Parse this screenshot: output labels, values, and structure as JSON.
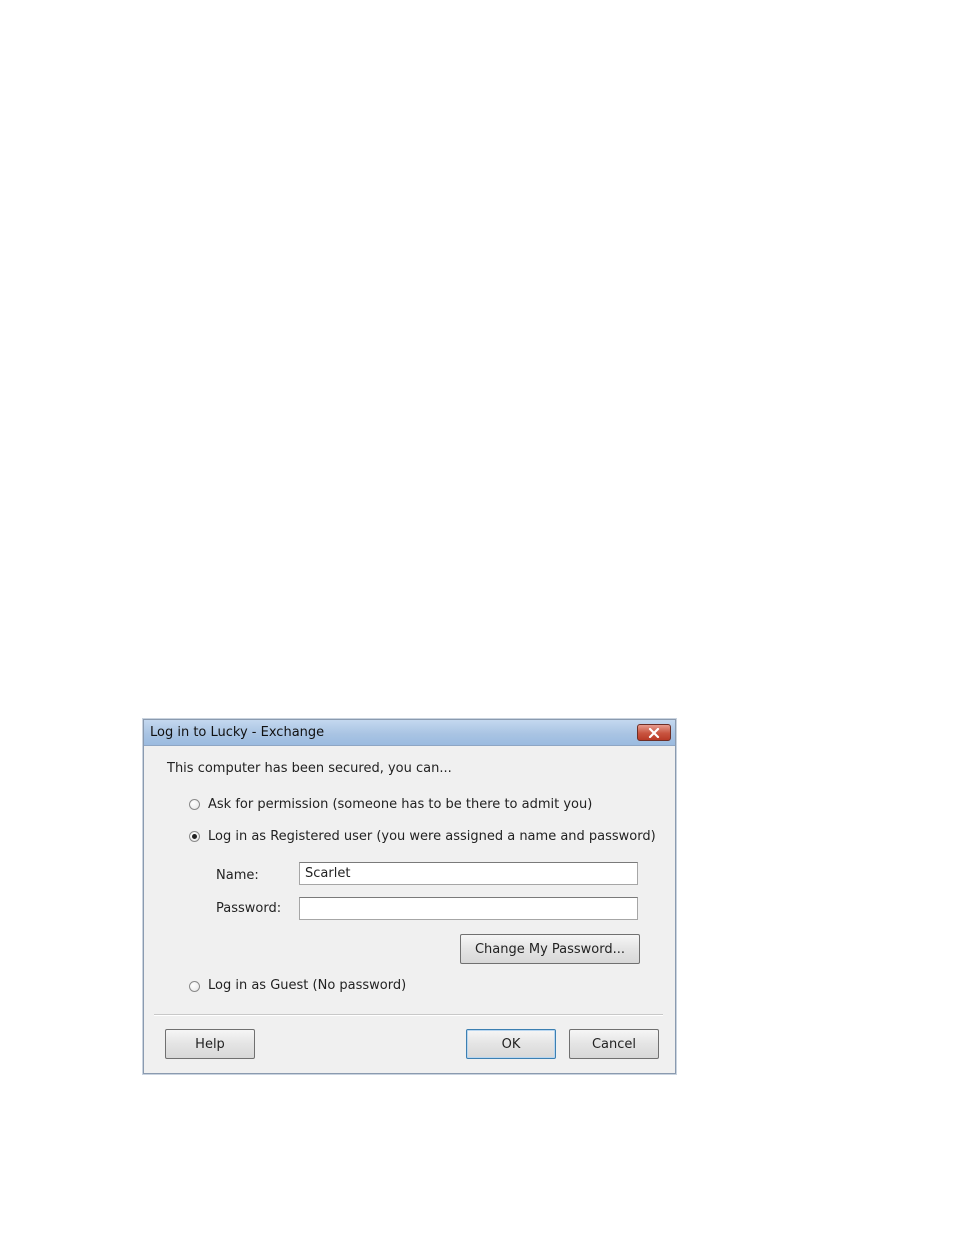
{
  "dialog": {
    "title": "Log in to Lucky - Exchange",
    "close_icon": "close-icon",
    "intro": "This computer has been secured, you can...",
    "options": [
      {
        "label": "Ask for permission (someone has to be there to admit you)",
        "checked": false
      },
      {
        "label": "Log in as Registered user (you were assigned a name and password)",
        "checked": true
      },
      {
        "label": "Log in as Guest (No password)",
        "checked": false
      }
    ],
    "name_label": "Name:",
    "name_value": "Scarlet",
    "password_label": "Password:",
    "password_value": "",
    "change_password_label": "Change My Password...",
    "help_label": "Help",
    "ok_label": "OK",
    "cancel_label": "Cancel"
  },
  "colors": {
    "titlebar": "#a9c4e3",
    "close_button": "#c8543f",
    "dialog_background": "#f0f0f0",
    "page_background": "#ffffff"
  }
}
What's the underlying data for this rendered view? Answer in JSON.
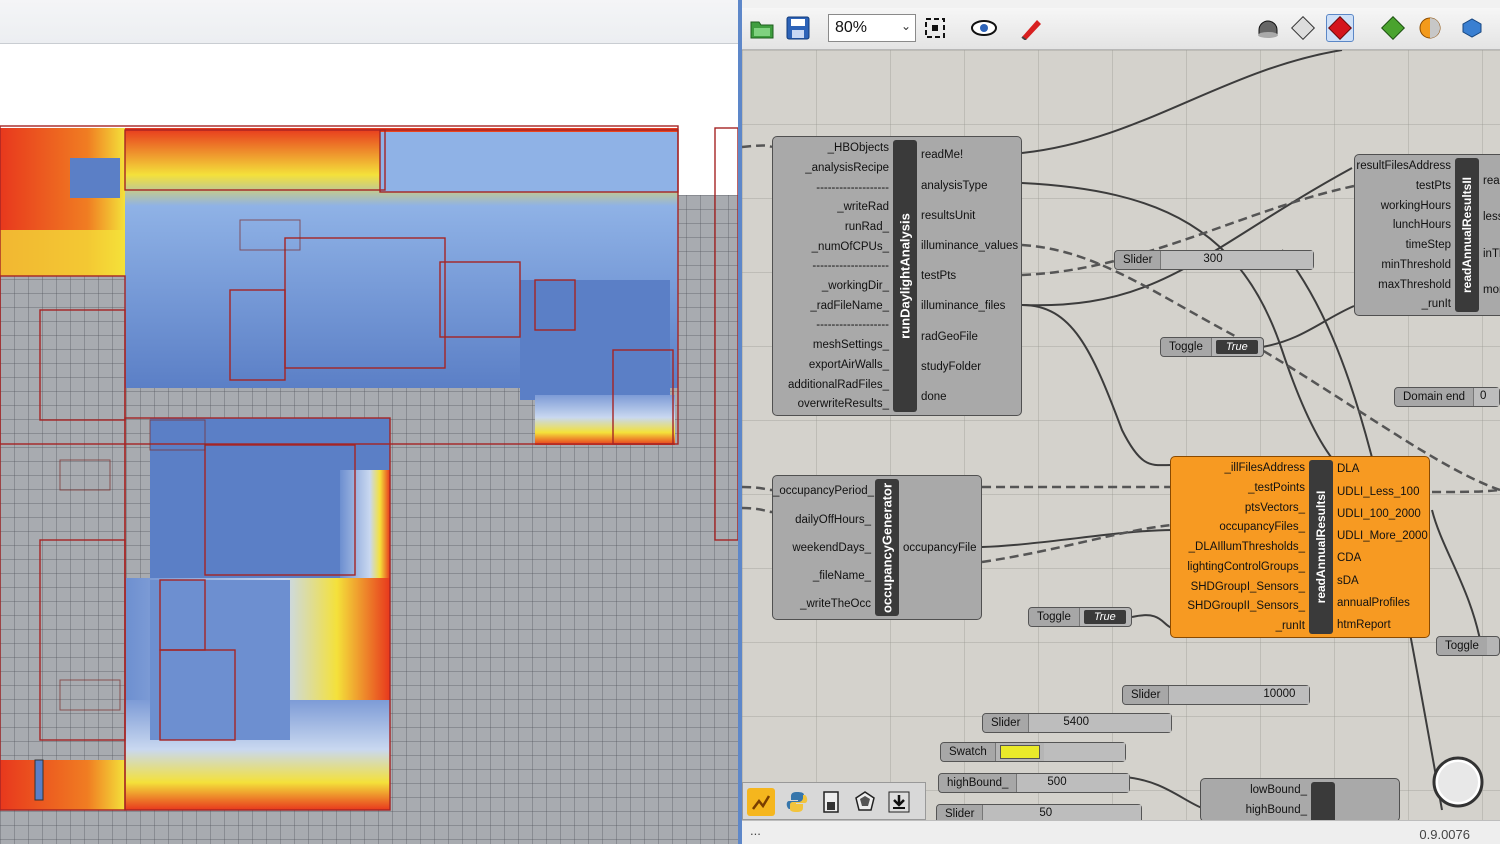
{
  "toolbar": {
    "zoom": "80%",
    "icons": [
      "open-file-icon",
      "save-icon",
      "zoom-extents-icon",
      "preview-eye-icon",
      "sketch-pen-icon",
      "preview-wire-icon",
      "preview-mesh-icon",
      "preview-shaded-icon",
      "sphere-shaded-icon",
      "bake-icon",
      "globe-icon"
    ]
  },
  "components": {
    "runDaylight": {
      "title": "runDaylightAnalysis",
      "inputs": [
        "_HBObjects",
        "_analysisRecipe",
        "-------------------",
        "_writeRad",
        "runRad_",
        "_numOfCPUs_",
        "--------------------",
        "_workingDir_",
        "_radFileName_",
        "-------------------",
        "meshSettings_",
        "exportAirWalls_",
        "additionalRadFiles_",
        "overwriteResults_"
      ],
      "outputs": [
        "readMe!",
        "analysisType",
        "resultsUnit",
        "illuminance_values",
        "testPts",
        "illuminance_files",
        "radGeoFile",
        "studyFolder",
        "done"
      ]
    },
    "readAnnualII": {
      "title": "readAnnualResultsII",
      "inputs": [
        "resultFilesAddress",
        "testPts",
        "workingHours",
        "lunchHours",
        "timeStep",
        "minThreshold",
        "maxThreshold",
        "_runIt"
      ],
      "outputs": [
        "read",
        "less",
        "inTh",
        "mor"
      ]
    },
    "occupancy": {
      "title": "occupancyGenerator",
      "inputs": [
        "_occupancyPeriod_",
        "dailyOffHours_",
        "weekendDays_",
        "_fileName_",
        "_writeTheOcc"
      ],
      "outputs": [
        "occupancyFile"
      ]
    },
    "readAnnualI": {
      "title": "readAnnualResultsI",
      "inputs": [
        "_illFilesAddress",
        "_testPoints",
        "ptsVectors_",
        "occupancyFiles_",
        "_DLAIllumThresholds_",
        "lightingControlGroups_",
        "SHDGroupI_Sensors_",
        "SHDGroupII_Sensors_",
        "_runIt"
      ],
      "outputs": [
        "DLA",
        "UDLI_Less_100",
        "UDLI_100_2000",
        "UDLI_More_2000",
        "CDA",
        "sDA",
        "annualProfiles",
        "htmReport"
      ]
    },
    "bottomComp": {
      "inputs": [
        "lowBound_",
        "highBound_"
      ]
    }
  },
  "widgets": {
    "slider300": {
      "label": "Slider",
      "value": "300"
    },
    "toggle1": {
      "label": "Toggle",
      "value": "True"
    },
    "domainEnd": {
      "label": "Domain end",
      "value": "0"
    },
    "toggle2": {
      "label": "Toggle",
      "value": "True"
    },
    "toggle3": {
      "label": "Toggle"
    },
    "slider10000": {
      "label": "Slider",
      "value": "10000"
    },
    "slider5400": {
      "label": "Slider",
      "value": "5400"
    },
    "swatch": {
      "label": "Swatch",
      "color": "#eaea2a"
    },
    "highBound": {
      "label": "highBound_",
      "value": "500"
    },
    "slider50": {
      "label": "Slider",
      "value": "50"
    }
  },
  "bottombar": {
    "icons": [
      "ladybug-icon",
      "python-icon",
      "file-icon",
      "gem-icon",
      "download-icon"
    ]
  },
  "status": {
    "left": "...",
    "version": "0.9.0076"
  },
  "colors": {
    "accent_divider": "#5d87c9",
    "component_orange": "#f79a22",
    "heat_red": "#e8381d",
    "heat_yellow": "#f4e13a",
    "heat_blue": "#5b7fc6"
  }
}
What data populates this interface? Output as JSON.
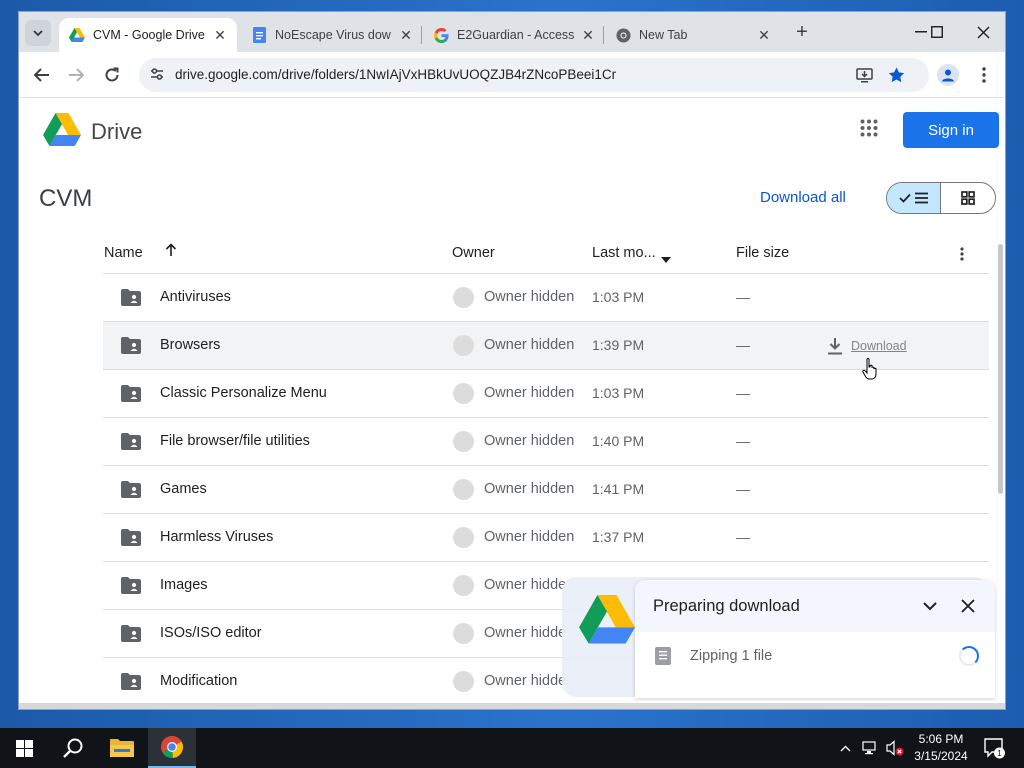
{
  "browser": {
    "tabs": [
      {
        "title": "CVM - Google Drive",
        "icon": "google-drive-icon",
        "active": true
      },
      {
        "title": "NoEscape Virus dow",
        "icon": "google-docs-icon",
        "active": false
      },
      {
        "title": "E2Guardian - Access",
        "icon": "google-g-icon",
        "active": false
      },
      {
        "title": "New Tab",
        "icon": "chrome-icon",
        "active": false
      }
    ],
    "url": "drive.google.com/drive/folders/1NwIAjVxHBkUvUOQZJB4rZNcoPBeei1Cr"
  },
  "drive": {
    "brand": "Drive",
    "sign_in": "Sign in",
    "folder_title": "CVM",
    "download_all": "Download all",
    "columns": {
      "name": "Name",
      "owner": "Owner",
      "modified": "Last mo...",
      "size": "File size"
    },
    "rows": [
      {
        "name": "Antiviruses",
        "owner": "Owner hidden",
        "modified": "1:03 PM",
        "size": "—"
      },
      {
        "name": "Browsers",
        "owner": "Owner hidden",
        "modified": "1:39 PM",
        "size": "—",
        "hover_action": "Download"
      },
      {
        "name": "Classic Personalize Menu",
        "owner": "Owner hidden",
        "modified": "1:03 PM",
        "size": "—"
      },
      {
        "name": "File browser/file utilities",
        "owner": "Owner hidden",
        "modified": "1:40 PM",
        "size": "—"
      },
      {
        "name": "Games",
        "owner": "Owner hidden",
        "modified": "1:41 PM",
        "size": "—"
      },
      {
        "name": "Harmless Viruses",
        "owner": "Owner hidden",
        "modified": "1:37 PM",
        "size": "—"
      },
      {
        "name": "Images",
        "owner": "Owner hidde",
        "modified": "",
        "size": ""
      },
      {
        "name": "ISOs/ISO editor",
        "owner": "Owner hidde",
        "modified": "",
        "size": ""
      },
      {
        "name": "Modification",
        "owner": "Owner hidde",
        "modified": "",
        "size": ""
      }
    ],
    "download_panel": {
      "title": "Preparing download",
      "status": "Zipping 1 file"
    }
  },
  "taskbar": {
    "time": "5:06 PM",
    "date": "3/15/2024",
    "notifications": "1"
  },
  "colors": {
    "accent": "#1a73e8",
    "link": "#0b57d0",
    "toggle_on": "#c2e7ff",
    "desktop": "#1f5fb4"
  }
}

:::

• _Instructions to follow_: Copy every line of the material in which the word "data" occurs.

• _Solution to this problem_:
What's the underlying data for this rendered view? Answer in JSON.
What data populates this interface? Output as JSON.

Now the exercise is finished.